Animal liberationists tend to divide into two mutually antagonistic camps: animal welfarists, who share a utilitarian moral outlook, and animal rightists, who presuppose a structure of basic rights. However, the gap between these groups tends to be exaggerated by their allegiance to oversimplified versions of their favored moral frameworks. For their part, animal rightists should acknowledge that rights, however basic, are also defeasible by appeals to consequences. Contrariwise, animal welfarists should recognize that rights, however derivative, are capable of constraining appeals (...) to consequences. If both sides move to more defensible theoretical positions, their remaining differences on that level may be compatible with a broad area of convergence on practical issues. Keywords: animal welfare, animal rights, ethics CiteULike Connotea Del.icio.us What's this? (shrink)
What does it mean for someone to have a moral right to something? What kinds of creatures can have rights, and which rights can they have? While rights are indispensable to our moral and political thinking, they are also mysterious and controversial; as long as these controversies remain unsolved, rights will remain vulnerable to skepticism. Here, Sumner constructs both a coherent concept of a moral right and a workable substantive theory of rights to provide the moral foundation necessary to dispel (...) such doubts. (shrink)

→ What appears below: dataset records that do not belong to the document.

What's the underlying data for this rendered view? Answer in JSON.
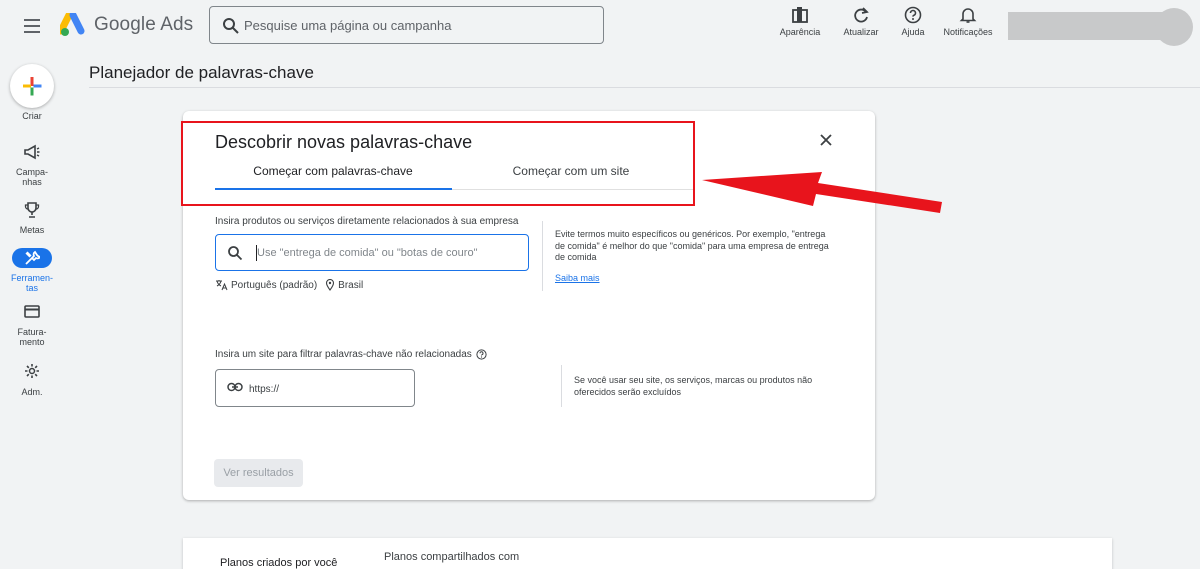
{
  "app": {
    "brand": "Google Ads"
  },
  "search": {
    "placeholder": "Pesquise uma página ou campanha"
  },
  "header_tools": [
    {
      "label": "Aparência",
      "icon": "appearance-icon"
    },
    {
      "label": "Atualizar",
      "icon": "refresh-icon"
    },
    {
      "label": "Ajuda",
      "icon": "help-icon"
    },
    {
      "label": "Notificações",
      "icon": "bell-icon"
    }
  ],
  "nav": {
    "create": "Criar",
    "campaigns": "Campa-\nnhas",
    "goals": "Metas",
    "tools": "Ferramen-\ntas",
    "billing": "Fatura-\nmento",
    "admin": "Adm."
  },
  "page": {
    "title": "Planejador de palavras-chave"
  },
  "card": {
    "title": "Descobrir novas palavras-chave",
    "tabs": [
      "Começar com palavras-chave",
      "Começar com um site"
    ],
    "keywords_label": "Insira produtos ou serviços diretamente relacionados à sua empresa",
    "keywords_placeholder": "Use \"entrega de comida\" ou \"botas de couro\"",
    "language": "Português (padrão)",
    "location": "Brasil",
    "tip1": "Evite termos muito específicos ou genéricos. Por exemplo, \"entrega de comida\" é melhor do que \"comida\" para uma empresa de entrega de comida",
    "learn_more": "Saiba mais",
    "site_label": "Insira um site para filtrar palavras-chave não relacionadas",
    "site_placeholder": "https://",
    "tip2": "Se você usar seu site, os serviços, marcas ou produtos não oferecidos serão excluídos",
    "results_button": "Ver resultados"
  },
  "bottom": {
    "tabs": [
      "Planos criados por você",
      "Planos compartilhados com"
    ]
  },
  "colors": {
    "accent": "#1a73e8",
    "annotation": "#e8141c"
  }
}
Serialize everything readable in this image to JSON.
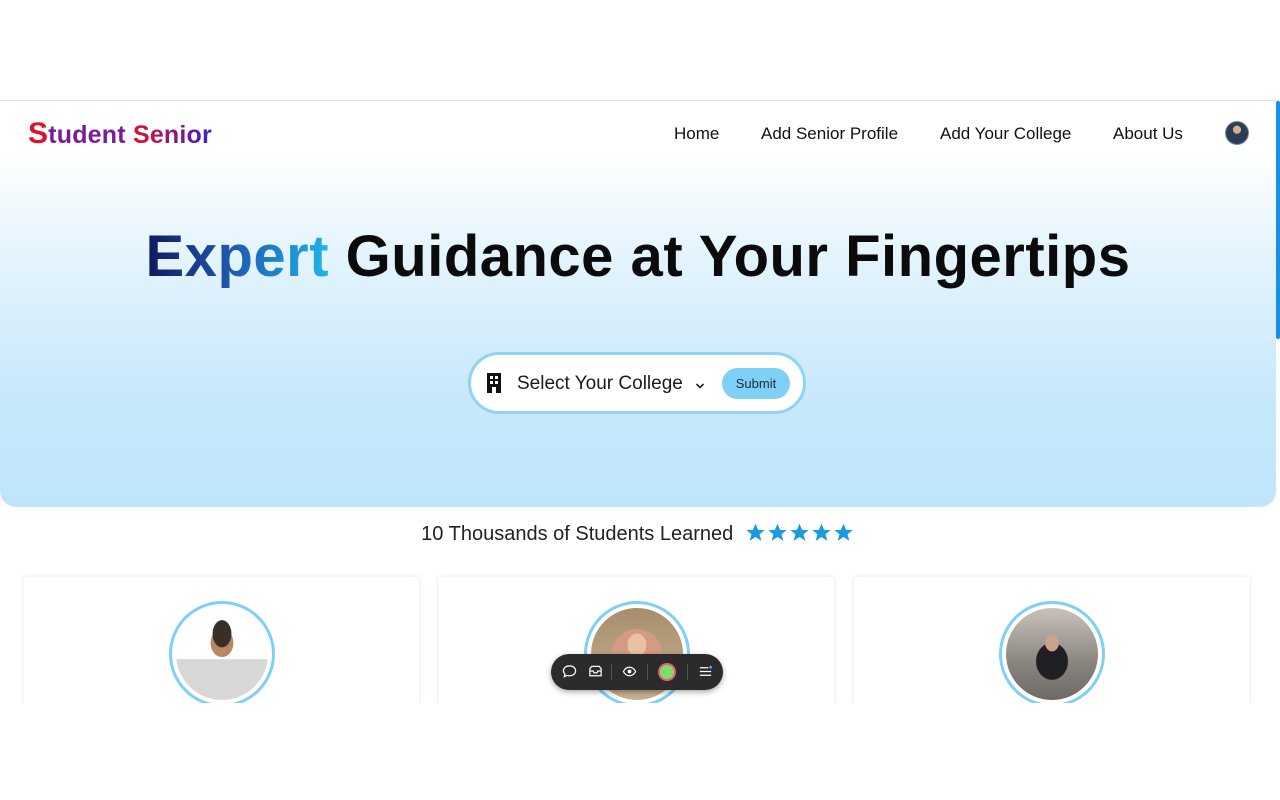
{
  "brand": {
    "first_letter": "S",
    "rest_first_word": "tudent",
    "second_word": "Senior"
  },
  "nav": {
    "items": [
      {
        "label": "Home"
      },
      {
        "label": "Add Senior Profile"
      },
      {
        "label": "Add Your College"
      },
      {
        "label": "About Us"
      }
    ]
  },
  "hero": {
    "headline_accent": "Expert",
    "headline_rest": "Guidance at Your Fingertips"
  },
  "search": {
    "select_label": "Select Your College",
    "submit_label": "Submit"
  },
  "stats": {
    "learned_text": "10 Thousands of Students Learned",
    "rating": 5,
    "rating_max": 5
  },
  "colors": {
    "brand_red": "#e0102a",
    "brand_blue": "#3b1fd1",
    "accent_blue": "#1fb4ea",
    "star_blue": "#1a9be0",
    "ring_blue": "#7fd0f6"
  },
  "icons": {
    "select_icon": "building-icon",
    "dropdown_icon": "chevron-down-icon",
    "rating_icon": "star-icon",
    "toolbar": [
      "chat-bubble-icon",
      "inbox-icon",
      "eye-icon",
      "color-dot-icon",
      "menu-icon"
    ]
  }
}
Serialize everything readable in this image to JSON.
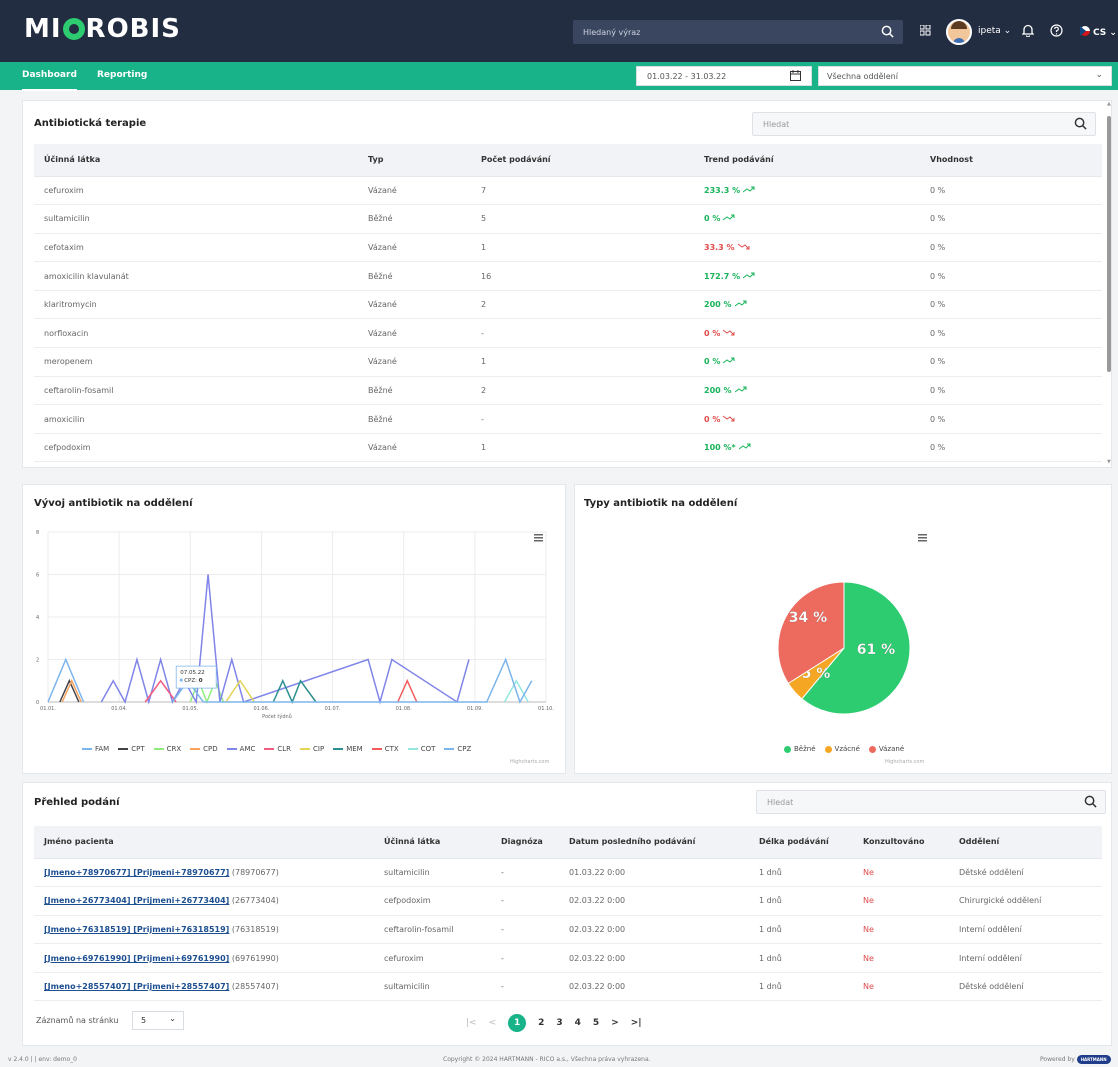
{
  "app": {
    "logo": "MI ROBIS"
  },
  "header": {
    "search_placeholder": "Hledaný výraz",
    "user": "ipeta",
    "lang": "CS"
  },
  "nav": {
    "tabs": [
      {
        "label": "Dashboard",
        "active": true
      },
      {
        "label": "Reporting",
        "active": false
      }
    ],
    "date_range": "01.03.22 - 31.03.22",
    "department": "Všechna oddělení"
  },
  "therapy": {
    "title": "Antibiotická terapie",
    "search_placeholder": "Hledat",
    "columns": [
      "Účinná látka",
      "Typ",
      "Počet podávání",
      "Trend podávání",
      "Vhodnost"
    ],
    "rows": [
      {
        "name": "cefuroxim",
        "type": "Vázané",
        "count": "7",
        "trend": "233.3 %",
        "dir": "up",
        "fit": "0 %"
      },
      {
        "name": "sultamicilin",
        "type": "Běžné",
        "count": "5",
        "trend": "0 %",
        "dir": "up",
        "fit": "0 %"
      },
      {
        "name": "cefotaxim",
        "type": "Vázané",
        "count": "1",
        "trend": "33.3 %",
        "dir": "down",
        "fit": "0 %"
      },
      {
        "name": "amoxicilin klavulanát",
        "type": "Běžné",
        "count": "16",
        "trend": "172.7 %",
        "dir": "up",
        "fit": "0 %"
      },
      {
        "name": "klaritromycin",
        "type": "Vázané",
        "count": "2",
        "trend": "200 %",
        "dir": "up",
        "fit": "0 %"
      },
      {
        "name": "norfloxacin",
        "type": "Vázané",
        "count": "-",
        "trend": "0 %",
        "dir": "down",
        "fit": "0 %"
      },
      {
        "name": "meropenem",
        "type": "Vázané",
        "count": "1",
        "trend": "0 %",
        "dir": "up",
        "fit": "0 %"
      },
      {
        "name": "ceftarolin-fosamil",
        "type": "Běžné",
        "count": "2",
        "trend": "200 %",
        "dir": "up",
        "fit": "0 %"
      },
      {
        "name": "amoxicilin",
        "type": "Běžné",
        "count": "-",
        "trend": "0 %",
        "dir": "down",
        "fit": "0 %"
      },
      {
        "name": "cefpodoxim",
        "type": "Vázané",
        "count": "1",
        "trend": "100 %*",
        "dir": "up",
        "fit": "0 %"
      }
    ]
  },
  "colors": {
    "accent": "#19b38a",
    "topbar": "#232d42",
    "up": "#19b35a",
    "down": "#e14b4b"
  },
  "chart_data": [
    {
      "type": "line",
      "title": "Vývoj antibiotik na oddělení",
      "xlabel": "Počet týdnů",
      "x_tick_labels": [
        "01.01.",
        "01.04.",
        "01.05.",
        "01.06.",
        "01.07.",
        "01.08.",
        "01.09.",
        "01.10."
      ],
      "ylim": [
        0,
        8
      ],
      "y_ticks": [
        0,
        2,
        4,
        6,
        8
      ],
      "grid": true,
      "legend": "bottom",
      "tooltip": {
        "date": "07.05.22",
        "series": "CPZ",
        "value": "0"
      },
      "credits": "Highcharts.com",
      "series": [
        {
          "name": "FAM",
          "color": "#7cb5ec",
          "x": [
            0,
            1.5,
            3
          ],
          "values": [
            0,
            2,
            0
          ]
        },
        {
          "name": "CPT",
          "color": "#434348",
          "x": [
            1,
            1.8,
            2.6
          ],
          "values": [
            0,
            1,
            0
          ]
        },
        {
          "name": "CRX",
          "color": "#90ed7d",
          "x": [
            12,
            12.7,
            13.4,
            14.1,
            14.8
          ],
          "values": [
            0,
            1,
            0,
            1,
            0
          ]
        },
        {
          "name": "CPD",
          "color": "#f7a35c",
          "x": [
            1.2,
            2,
            2.8
          ],
          "values": [
            0,
            1,
            0
          ]
        },
        {
          "name": "AMC",
          "color": "#8085e9",
          "x": [
            4.5,
            5.5,
            6.5,
            7.5,
            8.5,
            9.5,
            10.5,
            11.5,
            12.5,
            13.5,
            14.5,
            15.5,
            16.5,
            27,
            28,
            29,
            34.5,
            35.5
          ],
          "values": [
            0,
            1,
            0,
            2,
            0,
            2,
            0,
            1,
            0,
            6,
            0,
            2,
            0,
            2,
            0,
            2,
            0,
            2
          ]
        },
        {
          "name": "CLR",
          "color": "#f15c80",
          "x": [
            8.2,
            9.5,
            10.8
          ],
          "values": [
            0,
            1,
            0
          ]
        },
        {
          "name": "CIP",
          "color": "#e4d354",
          "x": [
            15,
            16.2,
            17.4
          ],
          "values": [
            0,
            1,
            0
          ]
        },
        {
          "name": "MEM",
          "color": "#2b908f",
          "x": [
            19,
            19.8,
            20.6,
            21.3,
            22.6
          ],
          "values": [
            0,
            1,
            0,
            1,
            0
          ]
        },
        {
          "name": "CTX",
          "color": "#f45b5b",
          "x": [
            29.5,
            30.3,
            31.1
          ],
          "values": [
            0,
            1,
            0
          ]
        },
        {
          "name": "COT",
          "color": "#91e8e1",
          "x": [
            38.5,
            39.5,
            40.5
          ],
          "values": [
            0,
            1,
            0
          ]
        },
        {
          "name": "CPZ",
          "color": "#7cb5ec",
          "x": [
            10.5,
            11.8,
            13.1,
            37,
            38.6,
            39.8,
            40.8
          ],
          "values": [
            0,
            1,
            0,
            0,
            2,
            0,
            1
          ]
        }
      ]
    },
    {
      "type": "pie",
      "title": "Typy antibiotik na oddělení",
      "legend": "bottom",
      "credits": "Highcharts.com",
      "slices": [
        {
          "name": "Běžné",
          "value": 61,
          "label": "61 %",
          "color": "#2ecc71"
        },
        {
          "name": "Vzácné",
          "value": 5,
          "label": "5 %",
          "color": "#f5a623"
        },
        {
          "name": "Vázané",
          "value": 34,
          "label": "34 %",
          "color": "#ec6a5e"
        }
      ]
    }
  ],
  "overview": {
    "title": "Přehled podání",
    "search_placeholder": "Hledat",
    "columns": [
      "Jméno pacienta",
      "Účinná látka",
      "Diagnóza",
      "Datum posledního podávání",
      "Délka podávání",
      "Konzultováno",
      "Oddělení"
    ],
    "rows": [
      {
        "patient": "[Jmeno+78970677] [Prijmeni+78970677]",
        "id": "(78970677)",
        "drug": "sultamicilin",
        "diagnosis": "-",
        "date": "01.03.22 0:00",
        "length": "1 dnů",
        "consulted": "Ne",
        "dept": "Dětské oddělení"
      },
      {
        "patient": "[Jmeno+26773404] [Prijmeni+26773404]",
        "id": "(26773404)",
        "drug": "cefpodoxim",
        "diagnosis": "-",
        "date": "02.03.22 0:00",
        "length": "1 dnů",
        "consulted": "Ne",
        "dept": "Chirurgické oddělení"
      },
      {
        "patient": "[Jmeno+76318519] [Prijmeni+76318519]",
        "id": "(76318519)",
        "drug": "ceftarolin-fosamil",
        "diagnosis": "-",
        "date": "02.03.22 0:00",
        "length": "1 dnů",
        "consulted": "Ne",
        "dept": "Interní oddělení"
      },
      {
        "patient": "[Jmeno+69761990] [Prijmeni+69761990]",
        "id": "(69761990)",
        "drug": "cefuroxim",
        "diagnosis": "-",
        "date": "02.03.22 0:00",
        "length": "1 dnů",
        "consulted": "Ne",
        "dept": "Interní oddělení"
      },
      {
        "patient": "[Jmeno+28557407] [Prijmeni+28557407]",
        "id": "(28557407)",
        "drug": "sultamicilin",
        "diagnosis": "-",
        "date": "02.03.22 0:00",
        "length": "1 dnů",
        "consulted": "Ne",
        "dept": "Dětské oddělení"
      }
    ],
    "per_page_label": "Záznamů na stránku",
    "per_page_value": "5",
    "pages": [
      "1",
      "2",
      "3",
      "4",
      "5"
    ],
    "current_page": "1"
  },
  "footer": {
    "version": "v 2.4.0 | | env: demo_0",
    "copyright": "Copyright © 2024 HARTMANN - RICO a.s., Všechna práva vyhrazena.",
    "powered": "Powered by",
    "powered_logo": "HARTMANN"
  }
}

In the situations canvassed I have argued that (a) the dominant aim of the utilitarian will be the establishment of a fair procedure, (b) under radical uncertainty cooperation will constitute his best bet, and (c) when he knowsthat all others will cooperate it is still an open question whether he will slack, and if under some conditions he does so he does not then act unfairly. It is wise to bear in mind, however, that an enormous number of possible situations, (...) mostly mixtures of the pure cases, simply have not been considered. It is not inconceivable that in one of them the utilitarian will clearly act unfairly; I am inclined to think not, but the possibility is not entirely ruled out. (shrink)